Mr. Justice Rehnquist, Circuit Justice.
MR. JUSTICE REHNQUIST, Circuit Justice.
The Board of Education of the Los Angeles Unified School District requests that I stay an order of the California Supreme Court, dated August 27, 1980, which left standing an order of the Superior Court of the State of California for Los Angeles County requiring mandatory reassignment of between 80,000 and 100,000 first- through ninth-grade students attending approximately 165 elementary and junior high schools pending consideration by this Court of its petition for certiorari. On July 7, 1980, the Superior Court entered its final remedial order in this action, finding that the Board had participated in racial discriminatory practices which led to the segregation in the school district and requiring the Board to implement a mandatory busing plan pursuant to guidelines contained in the order. The Board applied to the
Court of Appeal of California to stay the Superior Court's order and, on August 6, 1980, that court partially stayed the order insofar as it relied on a definition of a desegregated school as one where there is a plurality of white students not in excess of 5% over the next largest ethnic group in the school and insofar as it required mandatory busing of students currently attending substantially desegregated schools. The Court of Appeal, however, in all other respects denied the Board's petition for a stay, thus precipitating the current situation where upwards of 80,000 pupils will be bused at the start of school on Monday, September 16, 1980. The court also accelerated the date of oral argument so that the appeal could be heard in January 1981. On August 27, 1980, the California Supreme Court denied, without opinion, the Board's application for a writ of mandamus and/or prohibition to stay in its entirety the order of the Superior Court and recommended that the Court of Appeal accelerate oral argument even further. The California Supreme Court also denied a motion by the original plaintiffs in this action, minority schoolchildren, to vacate the partial stay entered by the Court of Appeal.

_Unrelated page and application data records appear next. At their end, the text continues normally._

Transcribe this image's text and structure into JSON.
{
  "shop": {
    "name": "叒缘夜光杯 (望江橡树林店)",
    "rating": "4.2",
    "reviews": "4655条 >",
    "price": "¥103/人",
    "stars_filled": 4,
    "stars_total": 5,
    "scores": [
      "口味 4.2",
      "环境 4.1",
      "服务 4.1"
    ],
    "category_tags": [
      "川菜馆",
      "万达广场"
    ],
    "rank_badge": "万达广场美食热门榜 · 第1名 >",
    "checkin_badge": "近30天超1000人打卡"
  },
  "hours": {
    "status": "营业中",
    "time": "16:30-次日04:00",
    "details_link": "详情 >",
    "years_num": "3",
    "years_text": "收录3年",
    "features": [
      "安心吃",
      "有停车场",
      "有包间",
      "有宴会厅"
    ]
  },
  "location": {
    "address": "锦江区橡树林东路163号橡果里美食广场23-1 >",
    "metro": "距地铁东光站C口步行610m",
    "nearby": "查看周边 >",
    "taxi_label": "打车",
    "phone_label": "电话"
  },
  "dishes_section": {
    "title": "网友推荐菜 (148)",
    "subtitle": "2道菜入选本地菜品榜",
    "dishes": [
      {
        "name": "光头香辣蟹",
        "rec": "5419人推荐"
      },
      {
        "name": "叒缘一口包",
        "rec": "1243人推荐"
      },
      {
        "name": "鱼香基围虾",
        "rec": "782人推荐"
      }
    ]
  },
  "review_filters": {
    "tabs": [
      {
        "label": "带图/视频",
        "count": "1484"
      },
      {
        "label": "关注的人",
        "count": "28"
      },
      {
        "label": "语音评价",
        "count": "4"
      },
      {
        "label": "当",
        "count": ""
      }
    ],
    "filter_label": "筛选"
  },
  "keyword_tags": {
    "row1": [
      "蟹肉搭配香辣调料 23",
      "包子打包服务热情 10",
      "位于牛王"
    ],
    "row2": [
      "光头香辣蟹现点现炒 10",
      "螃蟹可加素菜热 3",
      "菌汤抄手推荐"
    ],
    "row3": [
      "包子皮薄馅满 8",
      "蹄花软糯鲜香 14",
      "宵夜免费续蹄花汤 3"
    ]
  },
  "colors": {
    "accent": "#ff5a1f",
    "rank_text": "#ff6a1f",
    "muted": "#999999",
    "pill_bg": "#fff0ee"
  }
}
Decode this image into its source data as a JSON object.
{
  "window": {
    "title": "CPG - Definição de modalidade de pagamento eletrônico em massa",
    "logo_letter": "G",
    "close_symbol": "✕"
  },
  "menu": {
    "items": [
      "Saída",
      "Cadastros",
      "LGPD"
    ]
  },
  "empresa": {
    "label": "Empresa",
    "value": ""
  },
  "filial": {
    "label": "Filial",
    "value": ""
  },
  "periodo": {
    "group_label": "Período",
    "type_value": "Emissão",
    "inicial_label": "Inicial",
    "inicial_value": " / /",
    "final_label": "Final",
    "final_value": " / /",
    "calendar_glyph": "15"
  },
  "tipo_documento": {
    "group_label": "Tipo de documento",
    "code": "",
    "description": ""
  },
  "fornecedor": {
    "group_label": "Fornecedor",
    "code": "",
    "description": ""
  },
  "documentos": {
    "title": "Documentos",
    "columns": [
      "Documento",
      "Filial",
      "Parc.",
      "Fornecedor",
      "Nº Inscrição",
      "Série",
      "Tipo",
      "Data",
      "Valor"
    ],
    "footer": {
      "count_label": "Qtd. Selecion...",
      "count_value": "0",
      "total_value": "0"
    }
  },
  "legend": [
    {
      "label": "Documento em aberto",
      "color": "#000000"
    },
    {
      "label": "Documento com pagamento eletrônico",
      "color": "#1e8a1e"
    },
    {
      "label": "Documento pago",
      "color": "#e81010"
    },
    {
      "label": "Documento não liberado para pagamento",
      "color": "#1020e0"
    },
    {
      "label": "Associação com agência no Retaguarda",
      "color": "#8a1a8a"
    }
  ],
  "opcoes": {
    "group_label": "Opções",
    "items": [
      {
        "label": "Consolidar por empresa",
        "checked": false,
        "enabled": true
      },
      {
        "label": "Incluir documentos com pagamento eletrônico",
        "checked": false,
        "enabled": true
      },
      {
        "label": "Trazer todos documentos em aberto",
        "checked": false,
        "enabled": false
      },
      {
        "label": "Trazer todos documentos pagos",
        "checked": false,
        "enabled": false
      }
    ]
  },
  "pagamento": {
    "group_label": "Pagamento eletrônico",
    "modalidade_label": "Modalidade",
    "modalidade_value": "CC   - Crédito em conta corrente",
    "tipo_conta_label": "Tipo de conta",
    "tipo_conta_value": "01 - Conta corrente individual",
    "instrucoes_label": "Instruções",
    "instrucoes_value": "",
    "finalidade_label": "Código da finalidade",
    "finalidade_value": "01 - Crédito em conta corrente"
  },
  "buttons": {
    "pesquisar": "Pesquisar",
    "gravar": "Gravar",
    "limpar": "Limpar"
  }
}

This case comes to me after extensive and complicated litigation. Briefly stated, in 1970, the Superior Court issued an opinion finding that the segregation in the school district was de jure in nature and that the Board had taken "affirmative" steps which it "knew or should have known" would perpetuate segregation in the district. The specific items detailed in the court's findings included the Board's adoption of (1) a neighborhood school policy, (2) an "open transfer" policy, (3) a "feeder school" policy, and (4) "mandatory attendance areas." In Crawford v. Board of Education, 17 Cal. 3d 280, 551 P. 2d 28 (1976), the California Supreme Court accepted the finding of de jure segregation, but did not base its affirmance of the Superior Court's order of mandatory busing on that ground, holding instead that the California Constitution
permitted busing to be ordered regardless of the cause of segregation. On September 8, 1978, I denied a stay for this reason. Bustop, Inc. v. Los Angeles Board of Education, 439 U.S. 1380 (in chambers).
During remand, the California Constitution was amended by way of a state referendum, Proposition I, adopted in November 1979 to eliminate state independent grounds as a basis for court-ordered busing, and the Board contended that the Superior Court's 10-year-old findings did not justify a finding of a federal constitutional violation or the systemwide remedy of mandatory assignment of children by race. In its July 7, 1980, order, the Superior Court apparently rejected that argument, reasoning that the California Supreme Court, in Crawford, affirmed the finding of de jure segregation. Contrary to the assertions of the respondents, it seems to me that this application necessarily turns on a question of federal constitutional law, as other courts have held. Indeed, I find myself unable to articulate the point better than Judge Cohn of the Superior Court of San Mateo County in Tinsley v. Palo Alto Unified School District, No. 206010 (July 10, 1980):
"Turning to the argument that Proposition I violates the 14th Amendment of the U.S. Constitution, inasmuch as it merely limits California courts to what the federal courts can do under the federal constitution, it is indeed difficult to accept the contention that by limiting a state court's jurisdiction to that of the federal courts, there is somehow a violation of [the] federal constitution."
There is an initial question as to whether this Court would have jurisdiction over the present action if a petition for writ of certiorari were filed. In Fisher v. District Court, 424 U.S. 382, 385, n. 7 (1976), this Court stated:
"The writ of supervisory control issued by the Montana Supreme Court is a final judgment ...